There is a more recent version of this post (2013) here
I’ll have another post up with interviews and article links on what’s been going on after the Oscars for some of those involved with The Help. But today I’d like to repost a blog entry from last June, with a few additions for 2012.
My prayers go out to the Martin family (parents of Trayvon Martin) and all those parents of US Service men and women, and those whose children left us too soon. I’m also a parent who lost a child too soon, and as many of us state, it’s unnatural. And no matter how much time has passed, it still hurts wondering what your child may have become or contributed to the world.

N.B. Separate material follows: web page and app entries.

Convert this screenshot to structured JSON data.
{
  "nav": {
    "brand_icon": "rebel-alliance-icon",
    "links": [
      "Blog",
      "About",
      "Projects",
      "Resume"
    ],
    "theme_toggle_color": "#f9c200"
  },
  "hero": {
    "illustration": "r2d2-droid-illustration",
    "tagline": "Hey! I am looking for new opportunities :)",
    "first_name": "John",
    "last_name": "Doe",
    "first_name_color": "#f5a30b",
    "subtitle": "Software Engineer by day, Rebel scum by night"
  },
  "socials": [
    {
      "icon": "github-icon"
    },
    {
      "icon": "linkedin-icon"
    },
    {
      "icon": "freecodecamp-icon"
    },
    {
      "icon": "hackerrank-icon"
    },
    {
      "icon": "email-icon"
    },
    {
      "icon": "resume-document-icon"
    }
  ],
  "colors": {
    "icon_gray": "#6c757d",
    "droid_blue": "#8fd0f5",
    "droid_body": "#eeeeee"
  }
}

Today is Father’s Day. And while both the novel and the movie of Kathryn Stockett’s blockbuster, controversial creation attempted to rehibilitate the southern white males who practiced segregation (like the overseas marketing which labeled Stuart Whitworth as a “Handsome, Good Ole’ Boy” and Johnny Foote as a “Southern Gentleman.” See the screenshots below). The black males in the book or movie were not afforded such superlatives on screen, in the book or in the marketing of either. In short, the black male was thrown under the bus, much like white females were.
Click the image for a larger view:
Unfortunately, for a book and a movie that wanted to show the races weren’t that different, both vehicles did much to show we really are different, and not in a good way or with non-offensive humor in my opinion.
This post is going to be short. And it’s a shout out to all males, no matter what race or ethnicity. The fathers of the world, the ones who act like men and provide for their families and take the time to love their children and cherish their wives, significant others and mothers. Guys, you deserve a day like today.
But there was a time not so long ago that African American males weren’t afforded that sort of respect. They were ridiculed, imitated and forced to bow and grovel, in essence to act like they weren’t men all because of bigotry and hatred.
This post is for my dad, six feet tall with smooth, mahogany brown skin and a killer smile. Worked as an automaker, was a husband, a father, a veteran, an avid college football and Pro-football fan.
He wasn’t a “no-account” and he wasn’t an absentee father.
Unlike how the fathers in The Help are portrayed, the black males like Leroy, Connor, Clyde and Minny’s unnamed father I’ve had the pleasure of knowing black men who are fathers and damn good at it.
So unlike the slurs in the book, where Kathryn Stockett in “Blackface” has her characters state:
Plenty of black men leave their families behind like trash in a dump, but it’s just not something the colored woman do. We’ve got kids to think about. (Minny, Pg 311)
We start calling his daddy Crisco cause you can’t fancy up a man done run off on his family. Plus he the greasiest no-count you ever known. (Aibileen, Pg 5)
But with my sister’s heart problem and my no good drunk daddy, it was up to me and Mama. (Minny, Pg 38)
“She’s been with your mama a few years. That’s when she met the father, Connor. He worked on your farm, lived back there in the Hotstack. . . . We was all surprised Constantine would go and . . . get herself in the family way. Some folks at church wasn’t so kind about it, especially when the baby come out white. Even though the father was black as me” (Aibileen, telling Skeeter about Connor, the male who impregnated and left Constantine Pg 358 )
Take a moment to realize what black males had to go through during segregation. Then ask yourself, if Stockett had written this about the males of your culture, how many of you would endorse, celebrate and love this novel or the film version?
There were also the demeaning interpretations of how black males looked and behaved. And they were expected to emulate this, to the delight of white audiences.
Link to original Father’s day post: